____ DATA IN THIS EXERCISE

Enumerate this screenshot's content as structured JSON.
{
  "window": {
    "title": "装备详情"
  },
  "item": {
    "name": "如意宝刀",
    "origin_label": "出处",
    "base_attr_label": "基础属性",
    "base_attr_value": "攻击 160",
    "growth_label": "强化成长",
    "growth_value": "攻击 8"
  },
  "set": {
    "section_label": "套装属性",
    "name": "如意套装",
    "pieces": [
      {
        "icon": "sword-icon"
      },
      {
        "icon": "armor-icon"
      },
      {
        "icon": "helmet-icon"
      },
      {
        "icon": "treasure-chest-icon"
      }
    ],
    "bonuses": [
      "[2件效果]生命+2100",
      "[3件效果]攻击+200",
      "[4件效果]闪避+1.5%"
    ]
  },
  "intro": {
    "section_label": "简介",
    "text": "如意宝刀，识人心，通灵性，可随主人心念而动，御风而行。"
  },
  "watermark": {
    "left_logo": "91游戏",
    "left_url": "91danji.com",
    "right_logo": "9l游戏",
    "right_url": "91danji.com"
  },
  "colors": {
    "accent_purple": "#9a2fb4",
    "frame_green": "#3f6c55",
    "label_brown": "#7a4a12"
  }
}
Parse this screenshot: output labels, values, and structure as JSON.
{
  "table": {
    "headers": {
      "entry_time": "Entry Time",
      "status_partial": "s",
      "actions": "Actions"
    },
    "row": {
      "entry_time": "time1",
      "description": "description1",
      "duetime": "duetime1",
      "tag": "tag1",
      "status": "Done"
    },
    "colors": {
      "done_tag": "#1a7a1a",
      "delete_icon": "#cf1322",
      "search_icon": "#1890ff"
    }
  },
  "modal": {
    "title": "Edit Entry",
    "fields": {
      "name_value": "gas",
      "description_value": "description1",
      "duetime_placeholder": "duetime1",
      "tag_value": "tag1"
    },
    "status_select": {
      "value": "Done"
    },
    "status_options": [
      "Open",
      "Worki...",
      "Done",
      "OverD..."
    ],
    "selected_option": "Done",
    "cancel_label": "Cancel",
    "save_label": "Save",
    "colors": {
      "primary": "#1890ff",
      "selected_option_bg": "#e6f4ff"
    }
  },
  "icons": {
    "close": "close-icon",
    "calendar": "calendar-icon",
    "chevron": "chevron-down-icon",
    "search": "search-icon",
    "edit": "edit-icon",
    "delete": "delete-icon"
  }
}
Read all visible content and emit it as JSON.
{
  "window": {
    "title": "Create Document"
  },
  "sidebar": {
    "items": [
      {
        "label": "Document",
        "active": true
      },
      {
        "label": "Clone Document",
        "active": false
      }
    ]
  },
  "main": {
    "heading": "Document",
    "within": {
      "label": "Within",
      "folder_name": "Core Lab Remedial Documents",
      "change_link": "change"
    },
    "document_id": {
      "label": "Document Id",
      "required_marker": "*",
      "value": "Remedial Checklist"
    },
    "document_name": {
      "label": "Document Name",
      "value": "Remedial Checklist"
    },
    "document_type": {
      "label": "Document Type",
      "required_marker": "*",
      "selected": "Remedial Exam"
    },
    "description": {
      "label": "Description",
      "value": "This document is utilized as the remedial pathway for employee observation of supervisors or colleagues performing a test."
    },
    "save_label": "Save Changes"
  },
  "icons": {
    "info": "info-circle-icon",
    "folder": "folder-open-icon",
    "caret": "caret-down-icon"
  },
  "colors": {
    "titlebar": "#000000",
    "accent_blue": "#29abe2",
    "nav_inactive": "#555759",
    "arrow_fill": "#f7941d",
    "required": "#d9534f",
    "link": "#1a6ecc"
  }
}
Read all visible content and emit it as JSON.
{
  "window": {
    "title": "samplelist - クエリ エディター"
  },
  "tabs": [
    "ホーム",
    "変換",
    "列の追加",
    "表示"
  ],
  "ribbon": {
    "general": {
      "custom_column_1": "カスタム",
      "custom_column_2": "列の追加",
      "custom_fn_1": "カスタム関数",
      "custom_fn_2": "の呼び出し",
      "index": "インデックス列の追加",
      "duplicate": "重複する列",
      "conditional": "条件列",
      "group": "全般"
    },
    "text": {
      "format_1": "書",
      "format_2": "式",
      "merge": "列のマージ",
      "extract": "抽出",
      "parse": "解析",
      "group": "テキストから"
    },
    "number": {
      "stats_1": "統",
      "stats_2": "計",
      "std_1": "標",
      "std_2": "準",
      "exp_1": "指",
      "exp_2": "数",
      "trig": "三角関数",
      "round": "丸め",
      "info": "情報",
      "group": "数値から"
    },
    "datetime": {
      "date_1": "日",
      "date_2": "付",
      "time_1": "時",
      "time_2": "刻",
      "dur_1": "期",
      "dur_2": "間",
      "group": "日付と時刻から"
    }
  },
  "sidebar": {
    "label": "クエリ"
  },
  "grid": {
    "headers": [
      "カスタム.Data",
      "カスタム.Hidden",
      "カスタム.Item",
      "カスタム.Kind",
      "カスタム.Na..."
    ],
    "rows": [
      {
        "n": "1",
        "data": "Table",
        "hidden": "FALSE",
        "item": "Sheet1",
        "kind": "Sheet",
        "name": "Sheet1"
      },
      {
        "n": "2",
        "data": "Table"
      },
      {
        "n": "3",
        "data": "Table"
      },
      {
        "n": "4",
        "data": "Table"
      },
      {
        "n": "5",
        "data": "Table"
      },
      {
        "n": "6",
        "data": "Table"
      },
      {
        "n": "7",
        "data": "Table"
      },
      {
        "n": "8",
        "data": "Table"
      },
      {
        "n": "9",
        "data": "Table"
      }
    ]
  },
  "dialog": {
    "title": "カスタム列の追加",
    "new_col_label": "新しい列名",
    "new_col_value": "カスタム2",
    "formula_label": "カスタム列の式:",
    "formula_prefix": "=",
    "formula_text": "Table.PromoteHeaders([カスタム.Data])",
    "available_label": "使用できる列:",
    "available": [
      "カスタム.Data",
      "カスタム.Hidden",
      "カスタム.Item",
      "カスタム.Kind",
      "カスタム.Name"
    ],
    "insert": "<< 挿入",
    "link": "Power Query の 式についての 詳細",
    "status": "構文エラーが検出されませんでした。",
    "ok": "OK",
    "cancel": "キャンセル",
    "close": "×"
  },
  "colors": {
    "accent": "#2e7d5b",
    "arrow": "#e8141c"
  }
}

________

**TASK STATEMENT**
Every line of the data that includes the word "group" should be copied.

**YOUR SOLUTION**
      "group": "全般"
      "group": "テキストから"
      "group": "数値から"
      "group": "日付と時刻から"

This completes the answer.